Following the emergence of suspicions over payments relating to the Tokyo 2020 Olympic bid, the point that interests me most is the role of major advertising agency Dentsu Inc.
Dentsu is the biggest advertising agency in Japan in terms of sales, and on a global scale it comes in at No. 5. The company has international connections and know-how that make it possible to host major sporting events such as the Olympics and soccer World Cup, and is unsurpassed in this area.
The advertising company, in other words, does not play a mere supporting role in bid activities, but is an immovable, main player. I would like Dentsu to provide its own explanation of the suspicions over payments so that the image of the Tokyo Olympics is not damaged any further.
French prosecutors launched an investigation and a report appeared in the British newspaper The Guardian on May 11. The suspicious go as follows:
-- Three years ago, around the time Tokyo was chosen to host the 2020 Olympic Games, the Tokyo bid committee made two payments totaling 230 million yen to an account linked to the son of the former head of the International Association of Athletics Federations (IAAF).
-- The Senegalese former IAAF chief was at the time an influential member of the International Olympic Committee (IOC). He also had influence among IOC members representing African countries and had the power to sway the decision on where the Olympic Games would be held.
-- The account was under the name of a company in Singapore, and the head of the company was a consultant to Athlete Management and Services (AMS), a Dentsu Sport subsidiary based in Lucerne, Switzerland.
When questioned by the Mainichi, Dentsu said that AMS was not a subsidiary, and that it did not have a stake in AMS.
But that's not the end of my story. There is an interesting anecdote regarding another subsidiary of Dentsu. In 1982, Dentsu launched a joint venture named ISL in the Swiss city of Lucerne with a company under the wing of German sporting goods giant Adidas. ISL's task was to secure the marketing rights for events such as the Olympics, the World Cup and the world athletics championships. The company engaged in maneuvers that were not illegal under local Swiss law, though there was a possibility they may have infringed on Japanese law.
In 1995, Dentsu sold its shares in ISL and pulled out of the venture.
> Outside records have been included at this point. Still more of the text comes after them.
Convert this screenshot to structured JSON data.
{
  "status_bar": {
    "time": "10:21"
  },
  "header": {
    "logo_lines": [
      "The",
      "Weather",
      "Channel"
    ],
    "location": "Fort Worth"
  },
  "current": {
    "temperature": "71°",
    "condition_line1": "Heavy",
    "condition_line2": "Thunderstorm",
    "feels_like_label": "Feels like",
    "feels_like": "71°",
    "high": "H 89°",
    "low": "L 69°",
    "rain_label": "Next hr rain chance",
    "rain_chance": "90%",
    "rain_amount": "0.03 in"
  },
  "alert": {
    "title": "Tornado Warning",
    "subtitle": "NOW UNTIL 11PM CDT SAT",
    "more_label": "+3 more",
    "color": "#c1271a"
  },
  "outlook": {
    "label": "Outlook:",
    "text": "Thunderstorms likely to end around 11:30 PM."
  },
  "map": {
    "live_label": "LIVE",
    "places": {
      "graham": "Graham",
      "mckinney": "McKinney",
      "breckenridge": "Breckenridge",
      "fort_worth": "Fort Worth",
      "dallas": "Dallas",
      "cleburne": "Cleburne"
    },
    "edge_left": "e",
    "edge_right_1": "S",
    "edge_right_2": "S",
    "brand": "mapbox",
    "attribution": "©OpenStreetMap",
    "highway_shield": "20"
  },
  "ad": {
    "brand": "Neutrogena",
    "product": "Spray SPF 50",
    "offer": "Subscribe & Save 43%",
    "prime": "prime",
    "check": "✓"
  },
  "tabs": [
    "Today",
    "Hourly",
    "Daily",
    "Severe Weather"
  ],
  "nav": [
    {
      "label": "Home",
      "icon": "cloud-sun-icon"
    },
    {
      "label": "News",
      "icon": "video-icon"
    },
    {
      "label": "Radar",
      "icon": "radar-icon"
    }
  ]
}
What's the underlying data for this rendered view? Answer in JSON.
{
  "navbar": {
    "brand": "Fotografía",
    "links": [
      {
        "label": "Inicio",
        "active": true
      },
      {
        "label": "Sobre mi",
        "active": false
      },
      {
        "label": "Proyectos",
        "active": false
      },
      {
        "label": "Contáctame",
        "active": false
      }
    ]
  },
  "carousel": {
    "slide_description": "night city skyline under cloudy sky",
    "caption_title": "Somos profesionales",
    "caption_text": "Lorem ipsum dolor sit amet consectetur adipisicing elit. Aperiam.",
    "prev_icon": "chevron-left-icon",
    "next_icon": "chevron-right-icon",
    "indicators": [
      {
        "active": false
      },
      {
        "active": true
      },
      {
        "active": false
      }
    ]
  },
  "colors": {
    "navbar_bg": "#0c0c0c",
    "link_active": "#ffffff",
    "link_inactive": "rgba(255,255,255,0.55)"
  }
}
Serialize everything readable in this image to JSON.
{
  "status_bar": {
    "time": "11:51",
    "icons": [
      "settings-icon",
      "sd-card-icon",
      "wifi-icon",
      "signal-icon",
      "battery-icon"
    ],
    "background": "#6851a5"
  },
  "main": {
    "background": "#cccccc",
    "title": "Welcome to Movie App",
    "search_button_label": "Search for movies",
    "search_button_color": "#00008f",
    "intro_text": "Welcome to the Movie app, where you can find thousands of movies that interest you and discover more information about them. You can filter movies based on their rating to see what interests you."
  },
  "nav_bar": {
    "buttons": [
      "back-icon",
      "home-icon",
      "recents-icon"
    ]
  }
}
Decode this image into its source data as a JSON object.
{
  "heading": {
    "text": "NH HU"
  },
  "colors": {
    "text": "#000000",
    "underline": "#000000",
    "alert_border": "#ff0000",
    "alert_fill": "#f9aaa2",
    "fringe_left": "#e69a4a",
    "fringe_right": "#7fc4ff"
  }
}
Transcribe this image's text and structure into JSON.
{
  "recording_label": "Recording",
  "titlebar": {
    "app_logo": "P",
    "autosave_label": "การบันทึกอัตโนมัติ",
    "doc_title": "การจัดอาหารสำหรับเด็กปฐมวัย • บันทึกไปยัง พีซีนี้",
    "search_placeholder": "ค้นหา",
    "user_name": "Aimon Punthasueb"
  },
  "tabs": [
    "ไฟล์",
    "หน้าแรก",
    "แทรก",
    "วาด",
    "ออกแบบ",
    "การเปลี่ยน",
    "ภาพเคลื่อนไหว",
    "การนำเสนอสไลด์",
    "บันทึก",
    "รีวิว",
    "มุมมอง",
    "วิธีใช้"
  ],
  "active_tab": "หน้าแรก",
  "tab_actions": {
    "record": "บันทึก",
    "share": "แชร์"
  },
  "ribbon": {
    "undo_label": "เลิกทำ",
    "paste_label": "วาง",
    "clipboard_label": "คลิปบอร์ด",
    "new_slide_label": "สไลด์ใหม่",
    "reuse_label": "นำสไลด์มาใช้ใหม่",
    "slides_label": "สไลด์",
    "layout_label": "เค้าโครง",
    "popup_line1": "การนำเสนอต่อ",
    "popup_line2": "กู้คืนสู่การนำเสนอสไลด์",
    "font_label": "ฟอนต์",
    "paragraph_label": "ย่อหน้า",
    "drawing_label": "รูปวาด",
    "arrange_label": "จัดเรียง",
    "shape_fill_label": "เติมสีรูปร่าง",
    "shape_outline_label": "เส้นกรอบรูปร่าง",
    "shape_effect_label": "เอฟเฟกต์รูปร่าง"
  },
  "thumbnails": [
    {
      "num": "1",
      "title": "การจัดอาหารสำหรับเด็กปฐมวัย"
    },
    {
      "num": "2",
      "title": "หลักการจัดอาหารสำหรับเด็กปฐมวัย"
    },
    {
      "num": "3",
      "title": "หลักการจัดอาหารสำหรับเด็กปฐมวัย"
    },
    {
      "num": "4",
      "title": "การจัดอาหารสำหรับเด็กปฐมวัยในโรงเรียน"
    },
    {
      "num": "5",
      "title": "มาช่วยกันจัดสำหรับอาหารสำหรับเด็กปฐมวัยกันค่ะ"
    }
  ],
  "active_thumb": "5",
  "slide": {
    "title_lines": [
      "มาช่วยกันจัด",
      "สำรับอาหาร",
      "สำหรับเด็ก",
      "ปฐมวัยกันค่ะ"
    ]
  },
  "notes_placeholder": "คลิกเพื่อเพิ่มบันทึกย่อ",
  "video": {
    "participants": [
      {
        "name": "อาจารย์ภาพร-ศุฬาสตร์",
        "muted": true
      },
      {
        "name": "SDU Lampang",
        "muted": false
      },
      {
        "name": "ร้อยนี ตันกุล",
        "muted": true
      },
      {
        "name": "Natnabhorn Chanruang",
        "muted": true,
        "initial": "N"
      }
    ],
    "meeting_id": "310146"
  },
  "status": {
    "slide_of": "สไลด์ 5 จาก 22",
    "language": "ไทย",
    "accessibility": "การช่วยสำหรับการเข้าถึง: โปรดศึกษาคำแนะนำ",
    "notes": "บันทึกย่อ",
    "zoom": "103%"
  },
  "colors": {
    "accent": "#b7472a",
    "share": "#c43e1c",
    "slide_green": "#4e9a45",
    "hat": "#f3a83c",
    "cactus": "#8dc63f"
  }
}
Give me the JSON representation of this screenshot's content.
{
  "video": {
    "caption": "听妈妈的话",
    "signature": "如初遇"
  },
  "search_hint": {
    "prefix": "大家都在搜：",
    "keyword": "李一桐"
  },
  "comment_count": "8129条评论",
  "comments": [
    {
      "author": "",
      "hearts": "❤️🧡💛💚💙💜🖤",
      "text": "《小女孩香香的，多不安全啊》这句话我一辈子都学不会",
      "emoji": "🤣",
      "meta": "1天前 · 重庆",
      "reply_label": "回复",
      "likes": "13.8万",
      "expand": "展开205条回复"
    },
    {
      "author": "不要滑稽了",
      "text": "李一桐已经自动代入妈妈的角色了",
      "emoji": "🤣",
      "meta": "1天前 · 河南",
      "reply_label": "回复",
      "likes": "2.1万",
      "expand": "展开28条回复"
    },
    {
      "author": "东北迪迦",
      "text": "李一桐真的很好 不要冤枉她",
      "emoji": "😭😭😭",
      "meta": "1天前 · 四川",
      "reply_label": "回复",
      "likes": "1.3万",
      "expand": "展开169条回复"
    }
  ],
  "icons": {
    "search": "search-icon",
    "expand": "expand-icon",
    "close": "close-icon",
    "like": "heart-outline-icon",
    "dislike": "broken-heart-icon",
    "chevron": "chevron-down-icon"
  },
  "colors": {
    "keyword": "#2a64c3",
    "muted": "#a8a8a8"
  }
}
On that occasion, 800 million yen, which was part of its gain on the sale, was returned to ISL. That money was used in activities to help win the bid to host the 2002 World Cup at a crucial stage of the bidding process. Japan and South Korea in 2002 eventually became the first Asian countries to host the World Cup. Toward the end of the race, South Korea had held the upper hand, but in the end the event was divided between both countries.
Later, Japan's National Tax Agency searched Dentsu, suspecting hidden assets in Switzerland, but the agency wavered when it came to evaluating "lobbying activities" and the company was thus overlooked.
The foregoing can be found in the book "Dentsu to FIFA" (Dentsu and FIFA) by nonfiction author Kenta Tazaki, based on an interview with a former senior managing director of Dentsu. The work was published in February this year by Kobunsha Shinsho.
This former senior managing director, by the way, takes his place among directors of the Tokyo Organising Committee of the Olympic and Paralympic Games.
Commercialization of the Olympics began with the 1984 Los Angeles Games. Massive amounts of money for broadcasting rights and sponsorship flowed into the International Olympic Committee, producing a breeding ground for corruption.
French prosecutors are said to have become aware of the money sent from Tokyo while probing an account linked to the former IAAF chief in connection with allegations of an attempt to obtain money from the Russian athletics federation in exchange for concealing doping.
Tokyo is not the only Olympic host city to have made large payments to consultants. What were those funds used for? Public officials on center stage don't know. A limited number of people in Dentsu know the answer to this.
Does one take advantage of the custom of corruption without getting one's hands dirty? Can one get by persisting in denying all knowledge? These are questions I would like to ask Dentsu. (By Takao Yamada, Special Senior Writer)